As noted above, the Commission determines the utility company's rate base and multiplies that number by the authorized rate of return. This figure is then added to the company's operating expenses and tax costs. The sum is the company's revenue requirement, i.e., the amount needed to cover the company's costs and provide a reasonable return on its investments.
The Commission sets rates that are designed to enable a telephone company to generate sufficient revenue to meet the revenue requirement. In rural areas the cost of providing service is high. Nevertheless, the Commission limits rates for rural customers to 150 percent of urban area rates.

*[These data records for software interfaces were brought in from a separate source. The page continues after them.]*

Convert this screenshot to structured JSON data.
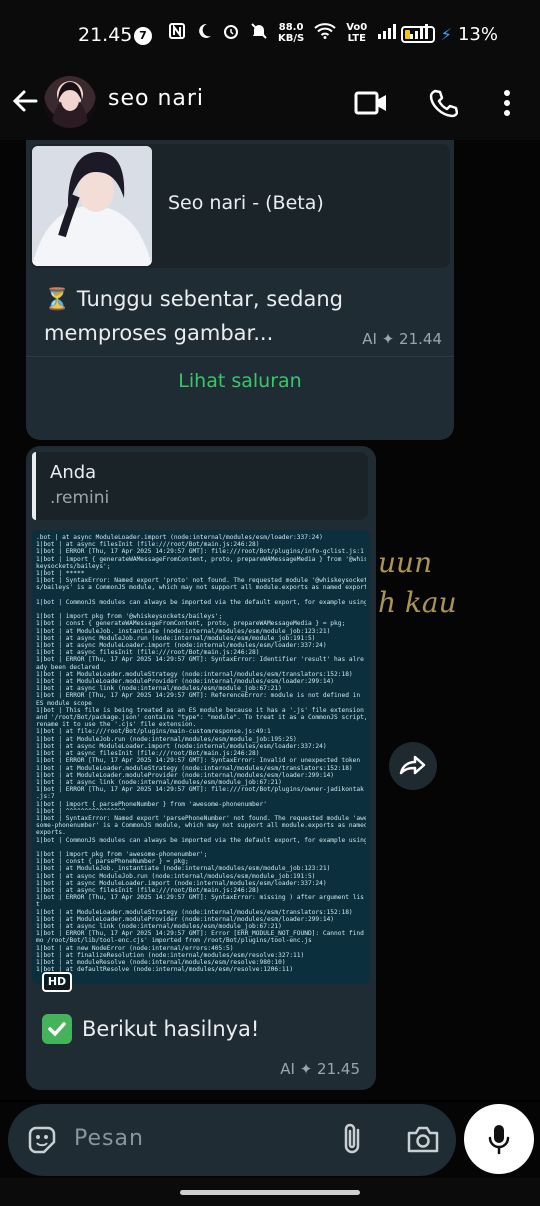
{
  "status_bar": {
    "time": "21.45",
    "notif_count": "7",
    "net_speed_value": "88.0",
    "net_speed_unit": "KB/S",
    "volte_top": "Vo0",
    "volte_bottom": "LTE",
    "battery": "13%"
  },
  "header": {
    "contact_name": "seo nari",
    "icons": [
      "back-arrow-icon",
      "video-call-icon",
      "voice-call-icon",
      "more-options-icon"
    ]
  },
  "background_text": {
    "line1": "uun",
    "line2": "h kau"
  },
  "message1": {
    "card_title": "Seo nari - (Beta)",
    "text_emoji": "⏳",
    "text": "Tunggu sebentar, sedang memproses gambar...",
    "meta_ai": "AI",
    "time": "21.44",
    "link_label": "Lihat saluran"
  },
  "message2": {
    "quote_author": "Anda",
    "quote_text": ".remini",
    "hd_label": "HD",
    "text": "Berikut hasilnya!",
    "meta_ai": "AI",
    "time": "21.45",
    "terminal_lines": [
      ".bot |       at async ModuleLoader.import (node:internal/modules/esm/loader:337:24)",
      "1|bot |       at async filesInit (file:///root/Bot/main.js:246:28)",
      "1|bot |   ERROR  [Thu, 17 Apr 2025 14:29:57 GMT]: file:///root/Bot/plugins/info-gclist.js:1",
      "1|bot |   import { generateWAMessageFromContent, proto, prepareWAMessageMedia } from '@whis",
      "keysockets/baileys';",
      "1|bot |                                                              *****",
      "1|bot |   SyntaxError: Named export 'proto' not found. The requested module '@whiskeysocket",
      "s/baileys' is a CommonJS module, which may not support all module.exports as named exports",
      "",
      "1|bot |   CommonJS modules can always be imported via the default export, for example using",
      "",
      "1|bot |   import pkg from '@whiskeysockets/baileys';",
      "1|bot |   const { generateWAMessageFromContent, proto, prepareWAMessageMedia } = pkg;",
      "1|bot |       at ModuleJob._instantiate (node:internal/modules/esm/module_job:123:21)",
      "1|bot |       at async ModuleJob.run (node:internal/modules/esm/module_job:191:5)",
      "1|bot |       at async ModuleLoader.import (node:internal/modules/esm/loader:337:24)",
      "1|bot |       at async filesInit (file:///root/Bot/main.js:246:28)",
      "1|bot |   ERROR  [Thu, 17 Apr 2025 14:29:57 GMT]: SyntaxError: Identifier 'result' has alre",
      "ady been declared",
      "1|bot |       at ModuleLoader.moduleStrategy (node:internal/modules/esm/translators:152:18)",
      "1|bot |       at ModuleLoader.moduleProvider (node:internal/modules/esm/loader:299:14)",
      "1|bot |       at async link (node:internal/modules/esm/module_job:67:21)",
      "1|bot |   ERROR  [Thu, 17 Apr 2025 14:29:57 GMT]: ReferenceError: module is not defined in",
      "ES module scope",
      "1|bot |   This file is being treated as an ES module because it has a '.js' file extension",
      "and '/root/Bot/package.json' contains \"type\": \"module\". To treat it as a CommonJS script,",
      "rename it to use the '.cjs' file extension.",
      "1|bot |       at file:///root/Bot/plugins/main-customresponse.js:49:1",
      "1|bot |       at ModuleJob.run (node:internal/modules/esm/module_job:195:25)",
      "1|bot |       at async ModuleLoader.import (node:internal/modules/esm/loader:337:24)",
      "1|bot |       at async filesInit (file:///root/Bot/main.js:246:28)",
      "1|bot |   ERROR  [Thu, 17 Apr 2025 14:29:57 GMT]: SyntaxError: Invalid or unexpected token",
      "1|bot |       at ModuleLoader.moduleStrategy (node:internal/modules/esm/translators:152:18)",
      "1|bot |       at ModuleLoader.moduleProvider (node:internal/modules/esm/loader:299:14)",
      "1|bot |       at async link (node:internal/modules/esm/module_job:67:21)",
      "1|bot |   ERROR  [Thu, 17 Apr 2025 14:29:57 GMT]: file:///root/Bot/plugins/owner-jadikontak",
      ".js:7",
      "1|bot |   import { parsePhoneNumber } from 'awesome-phonenumber'",
      "1|bot |            ^^^^^^^^^^^^^^^^",
      "1|bot |   SyntaxError: Named export 'parsePhoneNumber' not found. The requested module 'awe",
      "some-phonenumber' is a CommonJS module, which may not support all module.exports as named",
      "exports.",
      "1|bot |   CommonJS modules can always be imported via the default export, for example using",
      "",
      "1|bot |   import pkg from 'awesome-phonenumber';",
      "1|bot |   const { parsePhoneNumber } = pkg;",
      "1|bot |       at ModuleJob._instantiate (node:internal/modules/esm/module_job:123:21)",
      "1|bot |       at async ModuleJob.run (node:internal/modules/esm/module_job:191:5)",
      "1|bot |       at async ModuleLoader.import (node:internal/modules/esm/loader:337:24)",
      "1|bot |       at async filesInit (file:///root/Bot/main.js:246:28)",
      "1|bot |   ERROR  [Thu, 17 Apr 2025 14:29:57 GMT]: SyntaxError: missing ) after argument lis",
      "t",
      "1|bot |       at ModuleLoader.moduleStrategy (node:internal/modules/esm/translators:152:18)",
      "1|bot |       at ModuleLoader.moduleProvider (node:internal/modules/esm/loader:299:14)",
      "1|bot |       at async link (node:internal/modules/esm/module_job:67:21)",
      "1|bot |   ERROR  [Thu, 17 Apr 2025 14:29:57 GMT]: Error [ERR_MODULE_NOT_FOUND]: Cannot find",
      "mo  /root/Bot/lib/tool-enc.cjs' imported from /root/Bot/plugins/tool-enc.js",
      "1|bot |       at new NodeError (node:internal/errors:405:5)",
      "1|bot |       at finalizeResolution (node:internal/modules/esm/resolve:327:11)",
      "1|bot |       at moduleResolve (node:internal/modules/esm/resolve:980:10)",
      "1|bot |       at defaultResolve (node:internal/modules/esm/resolve:1206:11)"
    ]
  },
  "composer": {
    "placeholder": "Pesan"
  }
}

To make up the difference between the permitted rural rates and the actual cost of service, eligible telephone companies receive subsidies from the California High Cost Fund A. Surcharges assessed against all California telephone customers provide these funds.
2. The Rural Telephone Bank.
In 1971, Congress created the RTB, the purpose of which was to make capital available to rural telephone providers at reasonable costs for investment in infrastructure. RTB's initial cash infusion of $600 million was provided by the federal government. In exchange, the RTB issued Class A stock to the Administrator of the Rural Utilities Service.
A second form of financing for the RTB was Class B stock. As a condition of obtaining a loan, RTB customers were required to purchase Class B stock in an amount equal to 5 percent of the RTB loan. These customers could either purchase this stock with cash or borrow additional money from the RTB to finance the stock purchase. Class B shares had a par value of $1. However, these shares were not transferable and paid no dividends.
RTB borrowers were also eligible to receive what the RTB called "patronage refunds" in the form of Class B stock. These patronage shares were a partial rebate of the interest paid to the RTB and were distributed when the RTB determined that the interest it had received from its borrowers exceeded its costs. A company's patronage refund was based solely on the dollar amount of interest it paid, not the number of Class B shares it held. Again, being Class B shares, the patronage stock could not be transferred and paid no dividends.
The RTB also issued Class C stock. Class C stock had a par value of $1,000 and paid dividends. This stock could be acquired in one of two ways. RTB customers could either make discretionary purchases of Class C shares or could convert Class B shares to Class C shares at any time after the RTB loan that necessitated the purchase of the Class B shares had been repaid.
In 2005, the RTB board, with congressional approval, dissolved the RTB and initiated the stock redemption process. Beginning in 2006, all Class B and Class C shares were redeemed at par value, i.e., $1 per share and $1,000 per share respectively. In November 2007, the RTB distributed its remaining funds ...